Sexual intercourse activity Total (n) N=45 % Vaginal I don’t use condoms Invalid Responses Anal sex613.3 Oral sex24.4 Other00
The results show that the average HIV/AIDS knowledge score of participants was 60.73%. However, many gaps in HIV/AIDS knowledge were identified. Only 77.2% (n=71) of participants knew the meaning of HIV, 80.4% (n=74) did not know all the ways in which HIV can be transmitted and only 8.7% (n=8) knew how to safely use a condom. The majority of participants (67.4%; n=62) believed in the myth that HIV can be cured and 18.5% (n=17) reported that a traditional healer can cure HIV. With regard to risky behaviour, half of the participants at the time of the study (51%; n=47) reported sexual engagement and 20% (n=9) of these respondents did not use condoms. Furthermore, 25% (n=23) had used alcohol before having sex.
In view of these study findings, participants are exposing themselves to high risk sexual behaviour that may increase their chances of acquiring sexually transmitted infections including HIV. Several recommendations were identified, including the strengthening of HIV and STI education linked to sexual risk reduction, open communication and additional information sources, availability of condoms at schools and improved access to HIV testing at schools.
The study was limited to grade 12 learners from the Eastern Sub District within the Cape Town Metropole.
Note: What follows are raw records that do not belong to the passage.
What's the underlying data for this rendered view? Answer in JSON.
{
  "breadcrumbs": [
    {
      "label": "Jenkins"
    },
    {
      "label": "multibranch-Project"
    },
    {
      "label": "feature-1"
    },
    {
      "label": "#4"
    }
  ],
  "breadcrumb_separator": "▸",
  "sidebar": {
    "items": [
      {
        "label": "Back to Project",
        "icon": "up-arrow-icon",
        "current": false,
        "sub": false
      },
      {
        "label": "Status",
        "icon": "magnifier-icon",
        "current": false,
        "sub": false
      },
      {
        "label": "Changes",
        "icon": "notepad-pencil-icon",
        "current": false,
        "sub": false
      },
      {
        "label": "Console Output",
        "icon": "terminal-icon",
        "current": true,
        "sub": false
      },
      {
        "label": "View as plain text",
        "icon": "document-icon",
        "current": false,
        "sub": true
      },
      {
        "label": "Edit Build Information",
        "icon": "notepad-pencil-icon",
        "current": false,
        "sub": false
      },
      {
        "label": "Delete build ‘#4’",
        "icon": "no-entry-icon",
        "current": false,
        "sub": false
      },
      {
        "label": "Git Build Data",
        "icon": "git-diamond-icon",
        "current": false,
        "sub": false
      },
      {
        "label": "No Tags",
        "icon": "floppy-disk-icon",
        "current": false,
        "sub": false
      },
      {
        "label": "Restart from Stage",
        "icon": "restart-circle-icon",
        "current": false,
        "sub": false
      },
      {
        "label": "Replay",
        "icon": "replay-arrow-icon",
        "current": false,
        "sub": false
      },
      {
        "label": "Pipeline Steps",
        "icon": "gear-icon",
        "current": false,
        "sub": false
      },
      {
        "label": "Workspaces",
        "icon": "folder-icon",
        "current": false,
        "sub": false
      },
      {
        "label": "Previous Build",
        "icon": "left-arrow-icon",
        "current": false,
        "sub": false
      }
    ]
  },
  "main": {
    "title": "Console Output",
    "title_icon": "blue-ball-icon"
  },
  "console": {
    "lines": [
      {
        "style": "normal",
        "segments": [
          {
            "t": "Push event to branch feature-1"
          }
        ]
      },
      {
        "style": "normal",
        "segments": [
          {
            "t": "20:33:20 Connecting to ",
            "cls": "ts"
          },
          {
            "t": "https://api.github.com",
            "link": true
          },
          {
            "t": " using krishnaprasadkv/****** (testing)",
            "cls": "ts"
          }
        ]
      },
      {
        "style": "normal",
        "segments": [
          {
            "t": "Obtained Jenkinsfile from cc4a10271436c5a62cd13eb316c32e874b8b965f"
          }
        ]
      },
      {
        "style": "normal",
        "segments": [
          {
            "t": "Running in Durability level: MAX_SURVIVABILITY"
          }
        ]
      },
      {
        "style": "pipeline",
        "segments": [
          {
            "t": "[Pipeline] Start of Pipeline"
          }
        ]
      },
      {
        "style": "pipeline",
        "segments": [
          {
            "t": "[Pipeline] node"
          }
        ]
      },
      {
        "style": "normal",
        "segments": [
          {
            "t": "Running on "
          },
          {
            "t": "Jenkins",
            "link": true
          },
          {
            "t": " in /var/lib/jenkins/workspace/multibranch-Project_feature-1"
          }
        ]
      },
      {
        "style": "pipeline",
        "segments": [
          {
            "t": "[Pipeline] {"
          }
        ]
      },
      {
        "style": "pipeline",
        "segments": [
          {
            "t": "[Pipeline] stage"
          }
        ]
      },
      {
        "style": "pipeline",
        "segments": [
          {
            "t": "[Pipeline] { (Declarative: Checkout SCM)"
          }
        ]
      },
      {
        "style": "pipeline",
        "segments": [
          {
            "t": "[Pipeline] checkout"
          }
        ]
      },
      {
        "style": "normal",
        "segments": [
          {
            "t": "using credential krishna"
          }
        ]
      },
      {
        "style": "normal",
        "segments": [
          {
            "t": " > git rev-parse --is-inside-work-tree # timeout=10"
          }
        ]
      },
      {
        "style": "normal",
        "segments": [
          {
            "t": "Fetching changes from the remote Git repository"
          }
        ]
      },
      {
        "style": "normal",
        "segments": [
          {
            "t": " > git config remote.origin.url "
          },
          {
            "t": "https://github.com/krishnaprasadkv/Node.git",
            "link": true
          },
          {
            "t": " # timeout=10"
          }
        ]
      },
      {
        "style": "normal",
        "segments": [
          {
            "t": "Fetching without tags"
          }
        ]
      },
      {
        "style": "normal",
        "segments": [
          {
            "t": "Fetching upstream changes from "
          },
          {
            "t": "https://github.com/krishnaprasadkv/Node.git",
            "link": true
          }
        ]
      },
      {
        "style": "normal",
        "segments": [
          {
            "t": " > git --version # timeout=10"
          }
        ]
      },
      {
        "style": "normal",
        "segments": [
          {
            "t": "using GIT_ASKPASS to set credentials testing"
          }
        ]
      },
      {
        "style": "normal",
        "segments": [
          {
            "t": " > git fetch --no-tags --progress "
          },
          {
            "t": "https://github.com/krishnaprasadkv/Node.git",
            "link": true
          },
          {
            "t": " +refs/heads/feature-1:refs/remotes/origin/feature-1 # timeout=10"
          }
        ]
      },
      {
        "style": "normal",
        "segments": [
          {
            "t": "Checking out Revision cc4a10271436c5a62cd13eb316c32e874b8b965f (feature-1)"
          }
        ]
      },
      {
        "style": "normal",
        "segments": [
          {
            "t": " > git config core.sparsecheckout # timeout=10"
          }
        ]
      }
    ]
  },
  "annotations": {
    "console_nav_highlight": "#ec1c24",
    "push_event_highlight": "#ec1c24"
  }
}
Within the timeframe of data collection, grade 12 learners were preparing for final exams. The PI found it challenging to obtain access to schools. Furthermore, due to the sensitivity of the topic, self-reported attitudes and behaviours can be seen as a limitation, therefore a pilot study was done to minimize this inherent limitation.
Study Participants Stellenbosch University Supervisor: Mrs Talitha Crowley Co-supervisor: Dr Frederick Marais CPUT for funding me to attend the conference